With a brief deviation in the 1950’s, little has changed in the United States’ concept of beauty and health from the iconic flapper of the 1920’s. The visual image that many people conjure up when they think of a “healthy” body on a woman is pretty carbon copy of the flapper with the exception that DD breasts that are now added via Photoshop. The image of what is considered a healthy male has fared little better in that the ideal physique of a man is depicted as that of someone who obviously has the money and time to spend endless hours in the gym to attain the hyper sculpted figure of a “healthy person”.

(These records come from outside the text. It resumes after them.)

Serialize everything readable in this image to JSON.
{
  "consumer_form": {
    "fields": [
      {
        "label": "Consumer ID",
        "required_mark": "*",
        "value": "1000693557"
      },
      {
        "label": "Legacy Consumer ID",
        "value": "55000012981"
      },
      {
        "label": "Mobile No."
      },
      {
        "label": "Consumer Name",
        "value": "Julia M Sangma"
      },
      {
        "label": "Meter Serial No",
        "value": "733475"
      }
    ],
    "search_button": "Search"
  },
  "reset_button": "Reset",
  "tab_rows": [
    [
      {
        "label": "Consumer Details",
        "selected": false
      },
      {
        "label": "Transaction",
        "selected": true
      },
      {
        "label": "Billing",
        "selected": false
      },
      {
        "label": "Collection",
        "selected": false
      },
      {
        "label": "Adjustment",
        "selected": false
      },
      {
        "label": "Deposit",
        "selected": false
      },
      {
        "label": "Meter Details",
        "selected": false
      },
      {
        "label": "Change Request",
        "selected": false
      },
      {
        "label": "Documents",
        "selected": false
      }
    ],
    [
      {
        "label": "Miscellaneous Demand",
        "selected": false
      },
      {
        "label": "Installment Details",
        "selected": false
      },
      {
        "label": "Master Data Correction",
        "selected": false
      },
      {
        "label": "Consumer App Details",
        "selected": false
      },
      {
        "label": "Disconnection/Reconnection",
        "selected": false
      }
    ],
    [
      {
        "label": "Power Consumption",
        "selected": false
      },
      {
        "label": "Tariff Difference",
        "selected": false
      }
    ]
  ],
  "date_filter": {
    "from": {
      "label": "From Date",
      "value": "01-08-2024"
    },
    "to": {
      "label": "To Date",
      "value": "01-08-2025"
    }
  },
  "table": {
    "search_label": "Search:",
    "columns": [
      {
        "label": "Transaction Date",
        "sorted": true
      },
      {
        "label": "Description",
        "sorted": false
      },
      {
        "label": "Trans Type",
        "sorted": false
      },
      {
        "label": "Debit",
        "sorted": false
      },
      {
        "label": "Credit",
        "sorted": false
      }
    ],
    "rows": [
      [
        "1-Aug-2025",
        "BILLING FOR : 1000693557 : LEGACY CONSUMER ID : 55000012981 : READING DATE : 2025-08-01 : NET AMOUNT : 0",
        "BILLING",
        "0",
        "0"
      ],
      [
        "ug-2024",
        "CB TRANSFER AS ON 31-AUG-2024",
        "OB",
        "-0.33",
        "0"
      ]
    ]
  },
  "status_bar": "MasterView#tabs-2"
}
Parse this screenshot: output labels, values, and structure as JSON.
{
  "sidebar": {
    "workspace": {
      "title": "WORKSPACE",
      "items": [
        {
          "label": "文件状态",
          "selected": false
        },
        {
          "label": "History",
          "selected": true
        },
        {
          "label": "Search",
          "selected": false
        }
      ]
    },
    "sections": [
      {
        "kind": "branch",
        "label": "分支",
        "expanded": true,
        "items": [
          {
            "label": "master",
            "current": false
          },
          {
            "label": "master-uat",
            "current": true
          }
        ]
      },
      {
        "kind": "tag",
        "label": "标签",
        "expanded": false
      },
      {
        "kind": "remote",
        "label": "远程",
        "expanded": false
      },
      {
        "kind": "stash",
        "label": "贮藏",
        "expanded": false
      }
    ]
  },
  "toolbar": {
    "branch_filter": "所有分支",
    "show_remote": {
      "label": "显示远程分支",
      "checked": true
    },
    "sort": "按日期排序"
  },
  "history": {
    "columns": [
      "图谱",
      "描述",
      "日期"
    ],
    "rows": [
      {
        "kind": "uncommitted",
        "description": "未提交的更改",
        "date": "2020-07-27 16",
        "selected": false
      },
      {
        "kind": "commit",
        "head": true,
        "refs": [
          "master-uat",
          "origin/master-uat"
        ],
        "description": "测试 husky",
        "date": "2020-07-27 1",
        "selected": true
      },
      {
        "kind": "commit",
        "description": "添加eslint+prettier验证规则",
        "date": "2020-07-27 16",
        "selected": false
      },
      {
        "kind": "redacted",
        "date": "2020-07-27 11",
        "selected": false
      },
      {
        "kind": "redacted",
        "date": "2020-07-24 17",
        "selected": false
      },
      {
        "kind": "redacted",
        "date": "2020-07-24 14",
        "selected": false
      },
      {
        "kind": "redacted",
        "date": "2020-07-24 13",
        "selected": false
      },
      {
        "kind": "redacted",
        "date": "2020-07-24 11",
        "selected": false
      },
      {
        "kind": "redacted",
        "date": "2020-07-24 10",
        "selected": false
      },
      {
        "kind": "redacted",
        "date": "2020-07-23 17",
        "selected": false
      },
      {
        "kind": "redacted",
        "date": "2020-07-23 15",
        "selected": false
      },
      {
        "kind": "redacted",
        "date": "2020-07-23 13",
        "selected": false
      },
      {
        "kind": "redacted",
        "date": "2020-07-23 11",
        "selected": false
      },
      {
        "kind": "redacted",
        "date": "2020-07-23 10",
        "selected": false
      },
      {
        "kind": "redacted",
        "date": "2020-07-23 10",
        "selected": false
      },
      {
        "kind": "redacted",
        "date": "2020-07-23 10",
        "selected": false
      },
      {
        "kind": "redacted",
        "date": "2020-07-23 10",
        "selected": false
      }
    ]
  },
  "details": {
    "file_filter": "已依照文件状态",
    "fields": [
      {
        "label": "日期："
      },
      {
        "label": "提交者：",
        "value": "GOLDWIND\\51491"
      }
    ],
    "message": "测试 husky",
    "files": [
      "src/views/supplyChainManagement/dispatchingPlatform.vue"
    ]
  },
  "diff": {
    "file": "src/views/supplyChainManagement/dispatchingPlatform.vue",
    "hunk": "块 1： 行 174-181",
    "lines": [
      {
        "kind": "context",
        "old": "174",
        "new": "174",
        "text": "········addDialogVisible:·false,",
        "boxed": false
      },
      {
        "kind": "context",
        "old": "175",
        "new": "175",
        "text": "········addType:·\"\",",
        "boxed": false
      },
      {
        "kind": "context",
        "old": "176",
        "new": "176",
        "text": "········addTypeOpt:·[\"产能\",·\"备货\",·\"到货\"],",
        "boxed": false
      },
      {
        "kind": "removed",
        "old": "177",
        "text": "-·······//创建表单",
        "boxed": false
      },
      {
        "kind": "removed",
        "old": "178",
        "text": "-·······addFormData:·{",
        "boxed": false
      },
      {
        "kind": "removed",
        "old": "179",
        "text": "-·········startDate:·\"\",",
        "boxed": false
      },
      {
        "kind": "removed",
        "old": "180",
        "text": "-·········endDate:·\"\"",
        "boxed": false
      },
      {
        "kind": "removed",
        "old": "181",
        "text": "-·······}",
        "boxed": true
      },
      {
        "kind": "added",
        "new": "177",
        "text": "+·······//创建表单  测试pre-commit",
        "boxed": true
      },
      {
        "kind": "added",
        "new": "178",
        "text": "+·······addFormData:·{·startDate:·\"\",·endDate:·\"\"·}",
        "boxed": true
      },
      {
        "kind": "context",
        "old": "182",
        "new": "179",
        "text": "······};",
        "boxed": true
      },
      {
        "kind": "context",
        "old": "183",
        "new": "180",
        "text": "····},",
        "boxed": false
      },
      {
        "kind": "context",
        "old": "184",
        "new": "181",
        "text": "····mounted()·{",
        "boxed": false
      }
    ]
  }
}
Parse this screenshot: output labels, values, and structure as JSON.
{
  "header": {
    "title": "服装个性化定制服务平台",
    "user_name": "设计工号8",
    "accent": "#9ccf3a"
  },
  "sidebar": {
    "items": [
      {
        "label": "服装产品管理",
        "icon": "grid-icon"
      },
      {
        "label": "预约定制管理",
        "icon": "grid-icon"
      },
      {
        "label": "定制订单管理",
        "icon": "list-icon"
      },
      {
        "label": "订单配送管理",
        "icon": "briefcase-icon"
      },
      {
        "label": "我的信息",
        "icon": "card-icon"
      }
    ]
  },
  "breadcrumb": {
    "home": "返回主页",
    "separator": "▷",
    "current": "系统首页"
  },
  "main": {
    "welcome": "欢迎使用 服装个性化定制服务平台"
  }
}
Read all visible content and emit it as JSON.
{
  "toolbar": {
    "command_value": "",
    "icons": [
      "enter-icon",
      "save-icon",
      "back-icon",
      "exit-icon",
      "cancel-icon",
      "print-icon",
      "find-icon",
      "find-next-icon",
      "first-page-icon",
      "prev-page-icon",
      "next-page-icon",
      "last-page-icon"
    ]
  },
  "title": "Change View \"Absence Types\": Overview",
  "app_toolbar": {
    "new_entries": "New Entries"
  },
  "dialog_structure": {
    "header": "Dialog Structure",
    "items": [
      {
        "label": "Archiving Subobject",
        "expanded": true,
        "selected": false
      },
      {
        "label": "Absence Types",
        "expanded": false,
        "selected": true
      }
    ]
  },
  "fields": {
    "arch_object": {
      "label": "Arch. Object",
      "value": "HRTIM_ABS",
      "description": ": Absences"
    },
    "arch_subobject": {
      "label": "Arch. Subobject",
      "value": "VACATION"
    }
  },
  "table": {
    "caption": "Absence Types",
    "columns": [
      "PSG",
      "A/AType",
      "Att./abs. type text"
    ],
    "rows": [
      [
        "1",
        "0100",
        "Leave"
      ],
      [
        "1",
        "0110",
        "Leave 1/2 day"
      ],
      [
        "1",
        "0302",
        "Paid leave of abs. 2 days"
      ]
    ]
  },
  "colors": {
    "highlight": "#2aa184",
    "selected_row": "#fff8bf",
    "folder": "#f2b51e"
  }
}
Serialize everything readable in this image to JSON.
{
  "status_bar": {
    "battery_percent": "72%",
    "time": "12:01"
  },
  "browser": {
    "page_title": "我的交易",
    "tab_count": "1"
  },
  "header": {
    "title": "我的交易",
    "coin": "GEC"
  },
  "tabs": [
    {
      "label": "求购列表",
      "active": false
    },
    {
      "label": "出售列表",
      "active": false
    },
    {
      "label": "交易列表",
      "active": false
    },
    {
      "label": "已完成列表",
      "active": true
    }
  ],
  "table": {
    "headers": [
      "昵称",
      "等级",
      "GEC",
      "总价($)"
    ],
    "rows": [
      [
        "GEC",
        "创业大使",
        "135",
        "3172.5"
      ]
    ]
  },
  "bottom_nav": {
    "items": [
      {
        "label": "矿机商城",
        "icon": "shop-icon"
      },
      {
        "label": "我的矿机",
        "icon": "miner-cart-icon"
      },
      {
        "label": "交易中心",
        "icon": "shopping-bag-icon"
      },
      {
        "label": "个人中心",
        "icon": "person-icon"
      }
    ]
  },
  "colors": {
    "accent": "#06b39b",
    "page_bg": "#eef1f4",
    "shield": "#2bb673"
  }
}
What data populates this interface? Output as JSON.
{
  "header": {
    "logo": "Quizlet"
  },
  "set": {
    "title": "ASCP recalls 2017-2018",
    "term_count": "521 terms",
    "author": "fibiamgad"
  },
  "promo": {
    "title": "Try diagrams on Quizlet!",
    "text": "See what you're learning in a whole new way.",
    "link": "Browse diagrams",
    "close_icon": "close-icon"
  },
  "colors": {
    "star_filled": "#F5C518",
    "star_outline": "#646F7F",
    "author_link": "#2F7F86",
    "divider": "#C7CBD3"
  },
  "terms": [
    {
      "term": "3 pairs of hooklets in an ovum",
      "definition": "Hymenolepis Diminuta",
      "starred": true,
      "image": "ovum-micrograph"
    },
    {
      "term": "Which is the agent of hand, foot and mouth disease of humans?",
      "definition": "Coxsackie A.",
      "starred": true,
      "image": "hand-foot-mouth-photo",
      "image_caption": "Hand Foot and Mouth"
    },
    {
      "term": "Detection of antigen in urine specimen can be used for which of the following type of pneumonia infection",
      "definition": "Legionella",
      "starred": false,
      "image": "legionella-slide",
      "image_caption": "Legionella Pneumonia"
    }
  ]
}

The concept beauty and body image among people of color within the United States is fraught with the complexities and emotional landmines that come with trying to fit a mold of beauty that DNA has pretty much rendered impossible. African Americans in particular face a unique split within the community due to the fact that dark-skinned black men are now considered part of the ideal male body image while dark-skinned black women still remain at the bottom of the mainstream society’s beauty totem pole. Add to this the commonly believed myth that black women don’t suffer from body image issues like their caucasian counterparts and you get a pretty good picture of how the concept of body image is a complicated issue within our country to say the least.

Brickhouse Betties Yahoo Group:

Brickhouse Betties Facebook Group:

My Wife’s Amazing Leather Bear Blog Home

1 comment:

Owen said...

Loved this! I look forward to more entries!